Pretty much absent from Kinsley’s piece is any acknowledgment that loving and committed gay couples are still excluded from marriage in 38 states. Or that those couples who do get married are still subject to the “gay exception” created by the so-called Defense of Marriage Act, which denies these legally married couples Social Security survivorship, access to family leave, health coverage, immigration protections, the ability to sponsor a loved one for a green card, and the chance to pool resources as a family without adverse tax treatment.
That’s the political agenda Ben Carson was signing on to and furthering. When a public figure and political dabbler like Carson takes a stand against gay people’s freedom to marry, he is not just offering his opinion—which is certainly his right. He is not just, say, personally opting to boycott a wedding he doesn’t approve of. He is advocating that the law be used as a weapon, that discrimination be cemented into constitutions, and that an important freedom he himself enjoys be denied to his fellow Americans.
So who’s right here?
Actually, both are. The trick though is that for Christians, we need to balance our need for justice with a sense of grace. Wolfson is right that Carson has signed up with a policy that hurts others. Getting kick off the program for a graduation ceremony is small change compared to the harsh oppression that gays have had to face; being kicked out of families, churches and communities. But Kinsley is right that we don’t need to go nuclear all the time. And for Christians we are also called to love our persecutors as much as we are to fight for justice.
As a gay Christian, I am called to work for justice. I want there to be a day when no gay kid has to live in fear and confusion. But as a gay Christian, I am called to love the person that I might not agree with. I am called to show that person some grace. Loving our enemies is unfair and quite appalling. And yet, it is the way that Jesus taught us to live in the world.
I few years ago, I shared a story of an encounter I had with an older gentleman who disagreed on the issue of gays. I wrote back then:
As several denominations struggle with the issue of gay pastors, I am reminded of something that happened to me a few years ago.

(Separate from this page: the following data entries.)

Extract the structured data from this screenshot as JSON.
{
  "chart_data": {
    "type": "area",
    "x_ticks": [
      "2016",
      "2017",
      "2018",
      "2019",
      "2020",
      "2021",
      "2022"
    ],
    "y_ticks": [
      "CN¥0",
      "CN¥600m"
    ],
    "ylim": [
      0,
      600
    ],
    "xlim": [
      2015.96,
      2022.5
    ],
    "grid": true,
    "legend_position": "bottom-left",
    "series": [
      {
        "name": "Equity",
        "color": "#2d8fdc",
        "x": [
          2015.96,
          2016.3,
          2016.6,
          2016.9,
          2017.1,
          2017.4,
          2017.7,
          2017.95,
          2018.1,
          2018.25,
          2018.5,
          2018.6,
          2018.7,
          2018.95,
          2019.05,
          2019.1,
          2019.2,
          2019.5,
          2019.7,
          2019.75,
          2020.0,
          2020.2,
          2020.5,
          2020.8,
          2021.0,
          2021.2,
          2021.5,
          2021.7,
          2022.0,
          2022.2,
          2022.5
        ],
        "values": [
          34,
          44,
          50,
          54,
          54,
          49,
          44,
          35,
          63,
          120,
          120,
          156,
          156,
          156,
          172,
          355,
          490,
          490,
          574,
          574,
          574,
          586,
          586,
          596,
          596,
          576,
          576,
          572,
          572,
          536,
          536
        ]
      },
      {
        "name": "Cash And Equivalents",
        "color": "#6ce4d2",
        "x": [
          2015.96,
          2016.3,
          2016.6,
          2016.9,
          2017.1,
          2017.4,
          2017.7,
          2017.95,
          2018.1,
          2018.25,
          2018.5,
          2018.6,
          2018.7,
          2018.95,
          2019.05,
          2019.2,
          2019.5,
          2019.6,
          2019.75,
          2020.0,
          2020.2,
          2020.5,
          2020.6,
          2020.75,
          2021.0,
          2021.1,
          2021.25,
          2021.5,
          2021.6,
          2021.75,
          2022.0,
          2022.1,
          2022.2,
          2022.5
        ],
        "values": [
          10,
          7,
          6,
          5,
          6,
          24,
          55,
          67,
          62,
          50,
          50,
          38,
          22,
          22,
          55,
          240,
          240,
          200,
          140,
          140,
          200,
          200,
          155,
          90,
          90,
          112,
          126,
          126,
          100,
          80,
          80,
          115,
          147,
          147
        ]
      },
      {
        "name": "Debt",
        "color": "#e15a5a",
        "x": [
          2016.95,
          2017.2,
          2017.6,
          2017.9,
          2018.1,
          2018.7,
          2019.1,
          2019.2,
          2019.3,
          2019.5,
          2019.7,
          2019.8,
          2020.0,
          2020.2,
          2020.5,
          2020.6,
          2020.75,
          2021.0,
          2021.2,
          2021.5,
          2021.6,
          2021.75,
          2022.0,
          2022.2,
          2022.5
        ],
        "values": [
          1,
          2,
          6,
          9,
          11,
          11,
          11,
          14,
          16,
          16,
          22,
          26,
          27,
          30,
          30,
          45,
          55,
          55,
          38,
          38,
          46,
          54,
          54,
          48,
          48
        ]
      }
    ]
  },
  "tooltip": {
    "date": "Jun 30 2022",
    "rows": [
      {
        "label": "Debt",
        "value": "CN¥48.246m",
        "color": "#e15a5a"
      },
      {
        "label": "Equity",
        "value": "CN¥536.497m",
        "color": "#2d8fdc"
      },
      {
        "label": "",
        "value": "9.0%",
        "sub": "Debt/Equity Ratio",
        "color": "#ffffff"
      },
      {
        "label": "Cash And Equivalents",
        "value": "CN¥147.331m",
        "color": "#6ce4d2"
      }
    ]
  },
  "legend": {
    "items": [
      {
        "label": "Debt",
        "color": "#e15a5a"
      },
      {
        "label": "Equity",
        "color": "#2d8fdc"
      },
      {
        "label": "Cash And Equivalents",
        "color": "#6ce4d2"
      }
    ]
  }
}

I had just graduated from seminary and was doing my CPE at a local nursing home. I was still involved at the church where I was an intern and was asked to serve on the church board. It came to a vote and I was voted in nearly unanimously. I say nearly because one person voted against me. I knew who it was and so did many others. It was an elderly member of the church. He had some idea I was gay and many people assumed that was why he voted against me. After the meeting concluded, he asked me to come with him into another room. He explained that he prayed and studied the scripture on the issue of homosexuality, but his conscience was not swayed in favor. As he said this, he began to cry.
I was and still am touched by this guesture. He did have to speak to me to explain his actions, but he did. He might not approve of who I sleep with, but he did treat me with respect. This wasn’t simply about being right for him, but about being loving.
Yeah, I know that his actions were hurtful. Yes, it would have been nice had he voted in favor. But I could respect his decision even if it was wrong, because he valued me enough to respect me.
I learned about grace in that moment, and it forever changed how I look at the other side.
As Minnesota gears up for legal same sex marriages, it is my hope that my fellow progressive Christians will show grace to those who might not see this as a good thing. I pray that we can embrace them as much as we embrace LGBT persons. I pray that we work for justice and exhibit grace.
Because everyone needs a little bit of mercy. Even Ben Carson.